1. Leaders value training more than the analysis: Don’t make needs analysis the centerpiece of your pitch. Instead, portray it as a stepping stone towards organizational training goals
2. Be prepared to give stakeholders what they want: Most need concrete assurances that the training you’ll propose (design, develop and implement) will produce results. Work with SMEs and supervisors to demonstrate that, once you identify appropriate training needs, the results they seek will follow
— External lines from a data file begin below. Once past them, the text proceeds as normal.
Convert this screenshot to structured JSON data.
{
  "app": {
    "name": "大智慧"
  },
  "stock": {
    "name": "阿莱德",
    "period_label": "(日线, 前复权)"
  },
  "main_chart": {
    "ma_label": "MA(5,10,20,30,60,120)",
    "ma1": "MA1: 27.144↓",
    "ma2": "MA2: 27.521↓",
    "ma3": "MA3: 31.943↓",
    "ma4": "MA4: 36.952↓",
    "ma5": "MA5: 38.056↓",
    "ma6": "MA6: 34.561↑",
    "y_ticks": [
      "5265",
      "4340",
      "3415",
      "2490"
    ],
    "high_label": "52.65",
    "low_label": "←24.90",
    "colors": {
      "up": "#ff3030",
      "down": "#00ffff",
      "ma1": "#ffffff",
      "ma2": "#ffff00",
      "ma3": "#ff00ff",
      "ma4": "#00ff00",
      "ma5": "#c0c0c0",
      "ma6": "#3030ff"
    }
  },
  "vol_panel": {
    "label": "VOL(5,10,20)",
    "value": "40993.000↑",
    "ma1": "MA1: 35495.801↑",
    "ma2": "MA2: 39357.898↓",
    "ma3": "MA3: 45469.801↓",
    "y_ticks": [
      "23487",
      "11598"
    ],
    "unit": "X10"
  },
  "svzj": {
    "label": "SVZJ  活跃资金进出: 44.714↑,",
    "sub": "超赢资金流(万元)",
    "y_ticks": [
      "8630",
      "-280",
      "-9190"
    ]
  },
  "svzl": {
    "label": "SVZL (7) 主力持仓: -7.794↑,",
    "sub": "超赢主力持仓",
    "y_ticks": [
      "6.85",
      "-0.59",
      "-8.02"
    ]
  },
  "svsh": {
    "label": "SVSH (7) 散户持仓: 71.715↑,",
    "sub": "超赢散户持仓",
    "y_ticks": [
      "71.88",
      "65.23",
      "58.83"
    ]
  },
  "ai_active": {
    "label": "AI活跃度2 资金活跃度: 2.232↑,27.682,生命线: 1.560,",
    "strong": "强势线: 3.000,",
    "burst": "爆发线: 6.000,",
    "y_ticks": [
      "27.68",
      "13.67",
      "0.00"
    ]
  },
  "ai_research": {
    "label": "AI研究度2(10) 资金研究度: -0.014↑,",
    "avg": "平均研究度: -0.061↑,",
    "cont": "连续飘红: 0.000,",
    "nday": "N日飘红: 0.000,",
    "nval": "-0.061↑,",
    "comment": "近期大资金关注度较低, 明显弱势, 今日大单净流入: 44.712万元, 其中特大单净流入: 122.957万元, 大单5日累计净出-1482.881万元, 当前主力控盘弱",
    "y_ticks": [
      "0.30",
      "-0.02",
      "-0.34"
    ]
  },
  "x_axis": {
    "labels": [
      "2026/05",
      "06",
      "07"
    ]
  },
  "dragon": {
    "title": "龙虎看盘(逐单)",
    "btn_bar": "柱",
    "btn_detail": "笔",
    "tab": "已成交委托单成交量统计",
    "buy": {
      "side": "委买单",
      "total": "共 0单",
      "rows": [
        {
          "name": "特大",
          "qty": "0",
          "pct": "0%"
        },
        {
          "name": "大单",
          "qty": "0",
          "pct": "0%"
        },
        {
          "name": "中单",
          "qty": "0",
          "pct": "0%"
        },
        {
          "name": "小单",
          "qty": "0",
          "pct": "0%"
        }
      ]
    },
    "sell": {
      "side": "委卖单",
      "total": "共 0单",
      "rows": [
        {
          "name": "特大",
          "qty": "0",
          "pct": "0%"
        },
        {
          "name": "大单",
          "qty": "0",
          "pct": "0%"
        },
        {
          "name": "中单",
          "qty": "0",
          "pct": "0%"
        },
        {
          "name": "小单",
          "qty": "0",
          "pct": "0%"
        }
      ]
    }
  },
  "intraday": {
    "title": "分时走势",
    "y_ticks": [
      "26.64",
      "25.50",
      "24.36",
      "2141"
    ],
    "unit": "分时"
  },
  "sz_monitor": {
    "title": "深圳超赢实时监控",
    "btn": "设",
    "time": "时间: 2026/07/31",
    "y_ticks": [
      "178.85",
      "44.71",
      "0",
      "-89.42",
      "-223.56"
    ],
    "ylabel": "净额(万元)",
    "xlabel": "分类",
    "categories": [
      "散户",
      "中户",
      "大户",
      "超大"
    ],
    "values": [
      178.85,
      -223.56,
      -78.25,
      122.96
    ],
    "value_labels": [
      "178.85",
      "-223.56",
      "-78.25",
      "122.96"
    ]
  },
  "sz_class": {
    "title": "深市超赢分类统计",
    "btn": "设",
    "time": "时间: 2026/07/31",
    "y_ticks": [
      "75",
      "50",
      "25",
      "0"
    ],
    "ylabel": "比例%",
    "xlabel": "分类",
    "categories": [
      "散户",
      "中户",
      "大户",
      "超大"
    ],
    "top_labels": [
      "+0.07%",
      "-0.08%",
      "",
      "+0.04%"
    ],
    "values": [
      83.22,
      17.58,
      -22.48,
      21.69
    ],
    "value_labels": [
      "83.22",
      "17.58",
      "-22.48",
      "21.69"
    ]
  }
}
3. Arm yourself with relatable use cases: In a manufacturing setting, for example, training on equipment repair and installation may not yield the same results for shop floor personnel as training them on machine operations. Using targeted use cases is the best way to underline why TNA is essential in making decisions about the most appropriate training programs
4. Educate and compromise: SMEs typically see challenges (like training) from a different lens than instructional designers do. They (SMEs) often believe they know the exact training needs – which might not be an accurate conclusion. Be prepared to accept SME fact-based assumptions (because they are the experts in that field), but also educate them about making training assumptions without underlying analysts to back it
Getting stakeholder buy-in is a difficult task for eLearning training developers. That’s because two opposing factors – the need for a “quick fix” and the need to do it right – are at play. Using the four strategies outlined above could make that task, of getting buy-in, easier.